I'm a pretty competitive person. Not with things I stink at, like dancing, singing, making people laugh or doing my hair (see photo at left). But with things I love and feel gifted to do, like making things with my hands, cooking and writing. Even with a definite awareness of what I am and am not gifted to do, I kind of get lost sometimes in the competition of something and lose sight of the actual purpose for the actions. I forget the reason for the gift.
Take writing, for example. I started a blog in order to practice writing. I lacked discipline and needed a good excuse to write regularly. This is where you, the reader, come in. I needed an audience. I know. It's weak. Any real writer worth their salt wouldn't need the affirmation and presence of actual human beings as witness to the mundane process of honing one's hoped for ability to truly write and not just regurgitate the ideas of books one is reading, but I guess I'm willing to stand in that lighting, of weakness and the constant human need for reassurance.
Still, there are those times, and I'm ashamed to admit how regular they are, that my competitive nature raises its ugly head and roars, leaping eagerly to the fray, in the attempt of putting someone in their place and hopefully, showing them up.
With blogging, I have naturally been more interested in the blogs that are out there that I never really noticed, in much the same way that you don't see lots of pregnant women until you are pregnant and then voila! Everyone is pregnant. Well, everyone has a blog. Which makes my natural inclinations for wanting to be the best start to flex their muscles. I start to measure myself against everyone else, reading and analyzing what other people are offering to the world by way of cyber thought, and try to figure out how to beat them. I forget the whole point of everything. I begin to put all of my energy into the competition, racking my brain for new ideas and new ways to draw folks in, instead of focusing on the message. And simplicity.
Furthermore, I begin to compromise on my particular style of writing, trying to cram myself into a shape that doesn't work for me and, let's face it, I've never been too good at cramming myself into anything. Buttons pop. Seams rip. The fat rolls are even more grotesquely illuminated. Because I'm not letting me be me.

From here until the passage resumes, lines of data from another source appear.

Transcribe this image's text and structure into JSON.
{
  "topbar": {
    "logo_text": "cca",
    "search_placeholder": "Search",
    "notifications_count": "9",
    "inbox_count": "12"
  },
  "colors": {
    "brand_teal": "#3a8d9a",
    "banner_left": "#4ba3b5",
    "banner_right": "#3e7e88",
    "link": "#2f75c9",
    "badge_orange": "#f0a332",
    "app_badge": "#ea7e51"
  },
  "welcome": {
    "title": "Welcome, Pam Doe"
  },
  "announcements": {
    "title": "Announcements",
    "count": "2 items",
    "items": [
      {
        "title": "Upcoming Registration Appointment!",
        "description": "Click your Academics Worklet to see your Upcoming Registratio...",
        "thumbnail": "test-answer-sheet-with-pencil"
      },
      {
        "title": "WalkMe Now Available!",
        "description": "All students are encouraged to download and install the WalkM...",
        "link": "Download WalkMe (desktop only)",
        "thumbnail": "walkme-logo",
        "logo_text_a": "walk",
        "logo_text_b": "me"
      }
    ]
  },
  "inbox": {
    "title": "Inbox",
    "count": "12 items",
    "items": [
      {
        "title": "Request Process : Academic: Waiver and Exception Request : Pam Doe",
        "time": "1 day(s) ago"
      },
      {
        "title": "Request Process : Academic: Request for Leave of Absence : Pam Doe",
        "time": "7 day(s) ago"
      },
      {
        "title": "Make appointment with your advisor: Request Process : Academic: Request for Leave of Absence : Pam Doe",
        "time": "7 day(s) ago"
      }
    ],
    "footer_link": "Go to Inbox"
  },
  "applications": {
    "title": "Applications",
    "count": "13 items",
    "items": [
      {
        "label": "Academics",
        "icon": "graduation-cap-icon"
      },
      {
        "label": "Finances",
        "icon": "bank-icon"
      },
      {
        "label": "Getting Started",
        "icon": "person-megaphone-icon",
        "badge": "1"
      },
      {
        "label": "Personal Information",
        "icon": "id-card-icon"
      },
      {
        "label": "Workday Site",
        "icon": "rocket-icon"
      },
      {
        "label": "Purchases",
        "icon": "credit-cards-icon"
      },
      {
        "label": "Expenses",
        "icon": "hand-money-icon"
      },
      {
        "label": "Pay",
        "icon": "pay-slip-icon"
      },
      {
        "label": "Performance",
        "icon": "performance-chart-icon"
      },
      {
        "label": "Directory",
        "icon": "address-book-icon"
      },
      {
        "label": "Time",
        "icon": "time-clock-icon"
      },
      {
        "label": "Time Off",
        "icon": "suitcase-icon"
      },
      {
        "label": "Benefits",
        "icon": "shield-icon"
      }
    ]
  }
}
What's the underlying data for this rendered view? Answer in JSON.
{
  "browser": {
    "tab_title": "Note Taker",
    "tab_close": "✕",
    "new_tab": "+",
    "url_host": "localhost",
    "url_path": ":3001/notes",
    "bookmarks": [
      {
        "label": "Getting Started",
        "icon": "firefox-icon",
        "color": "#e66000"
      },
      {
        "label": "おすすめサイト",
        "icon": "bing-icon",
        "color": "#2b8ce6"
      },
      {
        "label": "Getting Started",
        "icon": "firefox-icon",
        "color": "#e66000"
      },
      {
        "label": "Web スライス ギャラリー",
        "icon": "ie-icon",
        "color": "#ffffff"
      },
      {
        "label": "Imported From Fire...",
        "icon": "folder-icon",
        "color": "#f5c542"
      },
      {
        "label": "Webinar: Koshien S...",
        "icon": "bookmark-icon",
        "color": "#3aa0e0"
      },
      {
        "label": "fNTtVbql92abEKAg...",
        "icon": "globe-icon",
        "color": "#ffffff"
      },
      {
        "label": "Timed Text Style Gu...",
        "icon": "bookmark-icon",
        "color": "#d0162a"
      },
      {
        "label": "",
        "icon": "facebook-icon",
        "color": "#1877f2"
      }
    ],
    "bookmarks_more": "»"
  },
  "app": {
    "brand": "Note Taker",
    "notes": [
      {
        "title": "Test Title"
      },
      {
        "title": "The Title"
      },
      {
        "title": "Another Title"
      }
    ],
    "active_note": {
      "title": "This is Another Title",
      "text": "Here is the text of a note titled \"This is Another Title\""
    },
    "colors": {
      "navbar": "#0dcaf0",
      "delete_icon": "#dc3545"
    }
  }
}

I didn't create me. God did. And I wish I was cool, I really do. Gosh, I wish I was cool, this ultra trendy, fashionable maven with a ready artillery of amazing topics to wax expert on, and lots of cheering fans. But I'm not. Most of the time I have trouble having a real conversation with "cool" people. Not to say that cool people aren't cool and all, but we just aren't super compatible. They think I'm kind of strange. And I am kind of strange. I'd rather take a class about how to raise bees and goats, talk about 18th century poetry, read Jane Austen, or ponder the metaphorical impact of the movie Inception than discuss The Bachelor, fall in literary love with Edward or Jake in the Twilight series, know what kind of red wine to serve at a party or watch Dancing with the Stars. Nothing wrong with any of those things, and I read the entire Twilight series to see what all the fuss was (and was a bit disappointed - book three is the best), but they're just not my bag.
Coolness was not part of God's plan for me.
I'm kind of a nerd. And a little bit of a dork. And my writing style thus far can sort of be seen by more cynical folk as sort of cheesy. Derek makes me look cool, if I'm being quiet, for about five minutes, because he's cool, but then I open my mouth and the cat's out of the bag. So I've got to keep this in mind when I write. I know it's not bad to to learn new tricks, and to hone and pare down my paragraphs, to better my vocabulary and grammar, or to learn the art of brevity, something I really stink at. Sometimes its necessary to change it up, to go a different direction, to seek inspiration in an unconventional way. But fundamentally, I'm being a coward when I refuse to stay true to who I am as a writer.
There's nothing worse than being known as a fraud, someone who pretends.
So this is what I've got to do. I need to realize that it's not a cop out to say that for me, blogging is practice. I'm not out to have a gazillion followers and write amazing short renditions of home decor or epiphanies I have while checking the mail. I have no ability, yet, to write anything short, except recipes, and they usually take half the day to make. With blogging for you, I am simply practicing, working out my writing muscles, seeing if this dirt road could actually become a highway one day. Writing a respectable book is the goal, and hopefully, writing some noble fiction for teens.
I'm not going to compete with cyber space. I'm going to be thankful for the gift God has given me to write, even if its not Pulitzer Prize, Newberry Medal or New York Times Bestseller List worthy, and I'm going to use it. I'm going to give it my best shot and I'm going to pray. Each time I write I'm going to close my eyes and surrender the gift to the One who bestowed it, hoping that He can find some use for it in the lives of others and that maybe someday a publishing company agrees with Him.
And I'm going to be happy for my fellow bloggers, whose amazing feats never cease and who I really should be thankful for, since they push me to greater heights and stretch me in my own abilities, while throwing in some cool home decor tips and mailbox epiphanies.
I refuse to be jealous of someone else's gift. Jealousy is equivalent to ingratitude.
So this is what I'll change. I'll be grateful. I'll be supportive of others and their gifts.
I won't artificially change myself to be less or more.
But I'll change my less and more to be true to myself.
What about you?